This publication is provided for general information purposes only and is not intended to cover every aspect of the topics with which it deals. It is not intended to amount to advice on which you should rely. You must obtain professional or specialist advice before taking, or refraining from, any action on the basis of the content in this publication. The information in this publication does not constitute legal, tax or other professional advice from TransferWise Limited or its affiliates. Prior results do not guarantee a similar outcome. We make no representations, warranties or guarantees, whether express or implied, that the content in the publication is accurate, complete or up to date.

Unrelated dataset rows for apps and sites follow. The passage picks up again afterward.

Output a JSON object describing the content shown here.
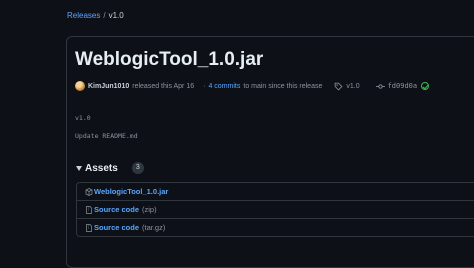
{
  "breadcrumb": {
    "parent": "Releases",
    "separator": "/",
    "current": "v1.0"
  },
  "release": {
    "title": "WeblogicTool_1.0.jar",
    "author": "KimJun1010",
    "released_text": "released this Apr 16",
    "commits_link": "4 commits",
    "since_text": "to main since this release",
    "tag": "v1.0",
    "commit_hash": "fd09d0a",
    "body_line_1": "v1.0",
    "body_line_2": "Update README.md"
  },
  "assets": {
    "heading": "Assets",
    "count": "3",
    "items": [
      {
        "name": "WeblogicTool_1.0.jar",
        "suffix": "",
        "icon": "package-icon"
      },
      {
        "name": "Source code",
        "suffix": "(zip)",
        "icon": "file-zip-icon"
      },
      {
        "name": "Source code",
        "suffix": "(tar.gz)",
        "icon": "file-zip-icon"
      }
    ]
  },
  "colors": {
    "background": "#0d1117",
    "border": "#30363d",
    "link": "#58a6ff",
    "muted": "#8b949e",
    "verified": "#3fb950"
  }
}
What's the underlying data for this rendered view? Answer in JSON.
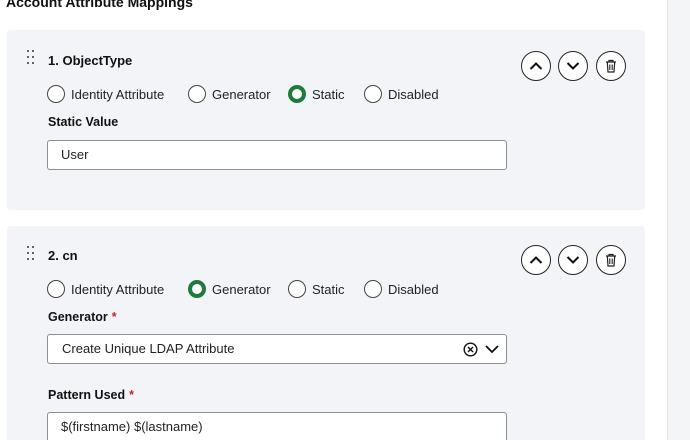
{
  "section": {
    "title": "Account Attribute Mappings"
  },
  "source_options": [
    "Identity Attribute",
    "Generator",
    "Static",
    "Disabled"
  ],
  "mappings": [
    {
      "title": "1. ObjectType",
      "selected": "Static",
      "field_label": "Static Value",
      "field_value": "User"
    },
    {
      "title": "2. cn",
      "selected": "Generator",
      "generator_label": "Generator",
      "generator_value": "Create Unique LDAP Attribute",
      "pattern_label": "Pattern Used",
      "pattern_value": "$(firstname) $(lastname)",
      "required_mark": "*"
    }
  ],
  "colors": {
    "card_bg": "#f2f4f7",
    "radio_checked": "#1f7a3d",
    "required": "#c0282f"
  },
  "icons": {
    "move_up": "chevron-up-icon",
    "move_down": "chevron-down-icon",
    "delete": "trash-icon",
    "drag": "drag-handle-icon",
    "clear": "clear-circle-icon"
  }
}
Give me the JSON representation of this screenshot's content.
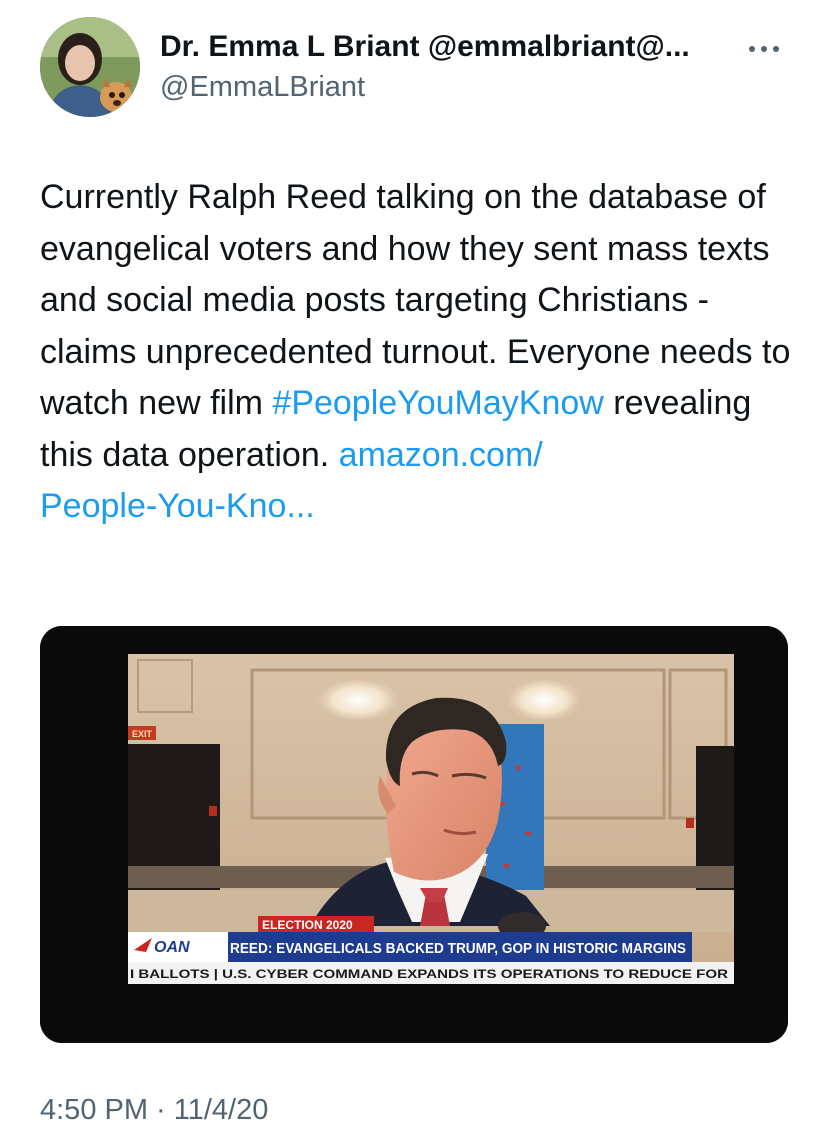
{
  "author": {
    "display_name": "Dr. Emma L Briant @emmalbriant@...",
    "handle": "@EmmaLBriant"
  },
  "tweet": {
    "text_intro": "Currently Ralph Reed talking on the database of evangelical voters and how they sent mass texts and social media posts targeting Christians - claims unprecedented turnout. Everyone needs to watch new film ",
    "hashtag": "#PeopleYouMayKnow",
    "text_after_hashtag": " revealing this data operation. ",
    "link_line1": "amazon.com/",
    "link_line2": "People-You-Kno..."
  },
  "media": {
    "exit_sign": "EXIT",
    "banner_label": "ELECTION 2020",
    "network_logo": "OAN",
    "headline": "REED: EVANGELICALS BACKED TRUMP, GOP IN HISTORIC MARGINS",
    "ticker": "I BALLOTS  |  U.S. CYBER COMMAND EXPANDS ITS OPERATIONS TO REDUCE FOR"
  },
  "timestamp": "4:50 PM · 11/4/20",
  "icons": {
    "more": "more-horizontal-icon",
    "avatar": "profile-avatar"
  },
  "colors": {
    "link": "#1d9bf0",
    "text": "#0f1419",
    "secondary": "#536471",
    "banner_red": "#c8261f",
    "banner_blue": "#1d3c8f"
  }
}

This publication is provided for general information purposes only and is not intended to cover every aspect of the topics with which it deals. It is not intended to amount to advice on which you should rely. You must obtain professional or specialist advice before taking, or refraining from, any action on the basis of the content in this publication. The information in this publication does not constitute legal, tax or other professional advice from Wise Payments Limited or its affiliates. Prior results do not guarantee a similar outcome. We make no representations, warranties or guarantees, whether express or implied, that the content in the publication is accurate, complete or up to date.